Raisin tells the story of the Youngers, an African-American family. (Caution, for those who haven’t seen it: this paragraph contains plot spoilers.) The father recently died and left the family life insurance proceeds of $10,000. The play focuses on the family dynamics as the Youngers clash over how to spend the money. Mama Lee, the matriarch of the family, wants to use the money to buy a house in a white neighborhood to provide a better life for the family. Her adult son Walter Lee wants to use the money to invest in a liquor store, and her adult daughter Beneatha wants to use the money to go to medical school. By the end of the play, Mama Lee has put a down payment on a house in a white neighborhood and intends to move, although her soon-to-be white neighbors try to persuade her to the contrary. Walter Lee blows what is left of the insurance money by giving it to a friend to invest, but the friend promptly disappears. Beneatha rejects a well-to-do suitor, and the play ends with her considering a proposal from her Nigerian college friend Joseph Asagai, who wants her to go to medical school and then return to Africa with him.
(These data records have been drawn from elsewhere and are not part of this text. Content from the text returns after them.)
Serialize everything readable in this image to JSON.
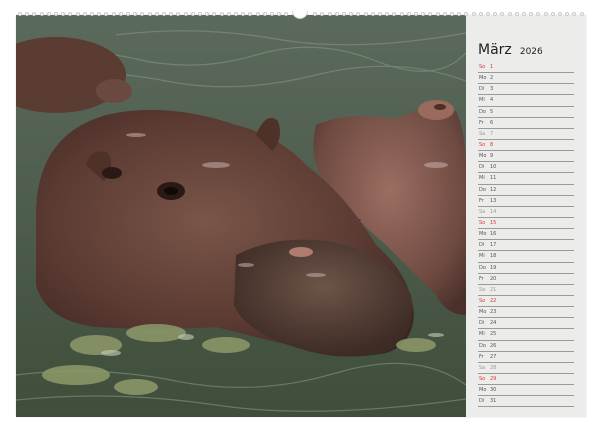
{
  "calendar": {
    "month": "März",
    "year": "2026",
    "days": [
      {
        "wd": "So",
        "n": "1",
        "type": "sun"
      },
      {
        "wd": "Mo",
        "n": "2",
        "type": ""
      },
      {
        "wd": "Di",
        "n": "3",
        "type": ""
      },
      {
        "wd": "Mi",
        "n": "4",
        "type": ""
      },
      {
        "wd": "Do",
        "n": "5",
        "type": ""
      },
      {
        "wd": "Fr",
        "n": "6",
        "type": ""
      },
      {
        "wd": "Sa",
        "n": "7",
        "type": "sat"
      },
      {
        "wd": "So",
        "n": "8",
        "type": "sun"
      },
      {
        "wd": "Mo",
        "n": "9",
        "type": ""
      },
      {
        "wd": "Di",
        "n": "10",
        "type": ""
      },
      {
        "wd": "Mi",
        "n": "11",
        "type": ""
      },
      {
        "wd": "Do",
        "n": "12",
        "type": ""
      },
      {
        "wd": "Fr",
        "n": "13",
        "type": ""
      },
      {
        "wd": "Sa",
        "n": "14",
        "type": "sat"
      },
      {
        "wd": "So",
        "n": "15",
        "type": "sun"
      },
      {
        "wd": "Mo",
        "n": "16",
        "type": ""
      },
      {
        "wd": "Di",
        "n": "17",
        "type": ""
      },
      {
        "wd": "Mi",
        "n": "18",
        "type": ""
      },
      {
        "wd": "Do",
        "n": "19",
        "type": ""
      },
      {
        "wd": "Fr",
        "n": "20",
        "type": ""
      },
      {
        "wd": "Sa",
        "n": "21",
        "type": "sat"
      },
      {
        "wd": "So",
        "n": "22",
        "type": "sun"
      },
      {
        "wd": "Mo",
        "n": "23",
        "type": ""
      },
      {
        "wd": "Di",
        "n": "24",
        "type": ""
      },
      {
        "wd": "Mi",
        "n": "25",
        "type": ""
      },
      {
        "wd": "Do",
        "n": "26",
        "type": ""
      },
      {
        "wd": "Fr",
        "n": "27",
        "type": ""
      },
      {
        "wd": "Sa",
        "n": "28",
        "type": "sat"
      },
      {
        "wd": "So",
        "n": "29",
        "type": "sun"
      },
      {
        "wd": "Mo",
        "n": "30",
        "type": ""
      },
      {
        "wd": "Di",
        "n": "31",
        "type": ""
      }
    ]
  },
  "colors": {
    "sunday": "#d33333",
    "saturday": "#9a9a9a",
    "weekday": "#555555",
    "panel": "#ececeb"
  },
  "photo": {
    "subject": "hippo-photo"
  }
}
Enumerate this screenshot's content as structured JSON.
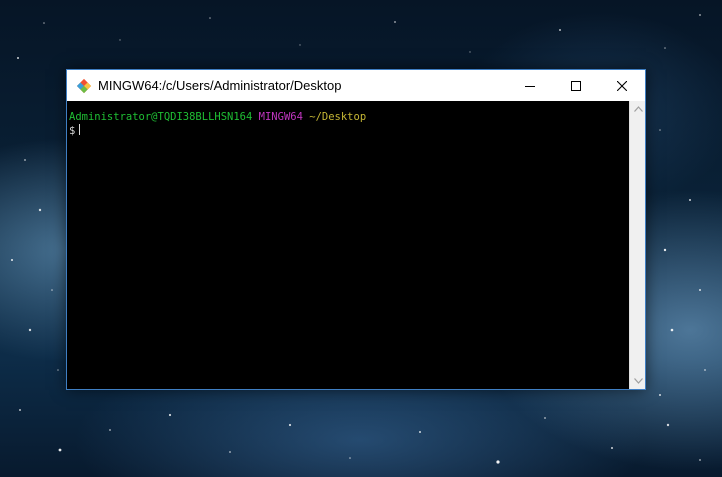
{
  "window": {
    "title": "MINGW64:/c/Users/Administrator/Desktop",
    "app_icon": "git-icon",
    "controls": [
      "minimize-icon",
      "maximize-icon",
      "close-icon"
    ]
  },
  "terminal": {
    "prompt_user": "Administrator@TQDI38BLLHSN164",
    "prompt_system": "MINGW64",
    "prompt_path": "~/Desktop",
    "prompt_symbol": "$"
  },
  "colors": {
    "user": "#1fbf34",
    "system": "#c036c0",
    "path": "#c6b735",
    "terminal_bg": "#000000",
    "window_border": "#3f7fc4"
  }
}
|a cool drink a water, presented at mixed blood theatre through october 10. for tickets ($15-$28) and information, see mixedblood.com.|
Although I initially thought the play was picking up on the Younger clan in a time period 20 to 30 years later, it becomes clear that this is not a sequel, but rather an alternative telling of the Youngers’ future. Mama Lee (Isabell Monk O’Connor) is now dead, but she watches over her family and she makes references to her children living in the house as youngsters and not as the young adults they were in the original play.
The story picks up with Benita (a.k.a. Beneatha, played by Sonja Parks) and her husband Asa (Ansa Alyea), returning from Africa and staying with her brother Walt, his wife Ruthie and their son Trane. Both Benita and Asa have witnessed the various genocides in Africa over the past 20 years and are now scarred, hurting and distant from each other due to the experience. Benita, now a doctor, works to support them both but spends her evenings in the bathroom throwing up from her undisclosed pregnancy and talking to the deceased Mama Lee in the bathroom mirror.
Walt, played by playwright Thomas W. Jones II, is still thinking up get-rich schemes, but this time he does so after having spent 25 years as a responsible family man who worked his way up to management from a lowly factory job only to get laid off in his middle age. The conflict between Ruthie (Regina Marie Williams) and Walt now centers on their unemployed, hip-hop artist son Trane (Nathan Barlow) and Ruthie’s desire to spend their retirement at peace and not in any get-rich “bed and breakfast combo nightclub” scheme of Walt.
The house again is an issue in the play but, in contrast to Raisin, it is not the central focus. Walt wants to sell it to a developer for a large sum of money, whereas other family members want the house to remain in the family. Even so, the pregnant Benita and her husband are buying their own home and an argument between Walt and Trane results in Trane planning to move out.
There is much humor in the show, but most of it comes from sitcom-type dialogue about problems in the bedroom between the men and their wives. In this respect, Jones provides a delightfully humorous portrayal of Walt, making him much more human and likeable than Sidney Poitier’s portrayal of Walter in the film version of Raisin. There is more drama and heartache when the story centers on Benita and Asa, but the sisterly talk between Ruthie and Benita was both funny and touching. The other actors also put in strong performances in this ensemble cast.
One drawback to the show is that so much of the humor centers on the bedroom jokes involving his parent’s love life; Trane, who is never present for these comic scenes, becomes a marginal character in the play. His scenes seem tacked on and many of his scenes are performed solo. Thus, Trane’s character never really integrates into the storyline. It might have been better to have him be a son who is talked about but never seen so as not to interrupt the interaction between the original characters from Raisin.
Although race was a major theme in Raisin, it is not so prominently discussed in this show. There are references to how Walt felt making it as the first black manager at his factory, but much of A Cool Drink examines themes universal to the family experience.
The set by Andrea Heilman is amazingly compact and efficient; the audience at all times can view all three bedrooms, the bathroom with Mama Lee, the kitchen, and the living room. It has the feel of a very lived-in home, perfectly supporting this family story.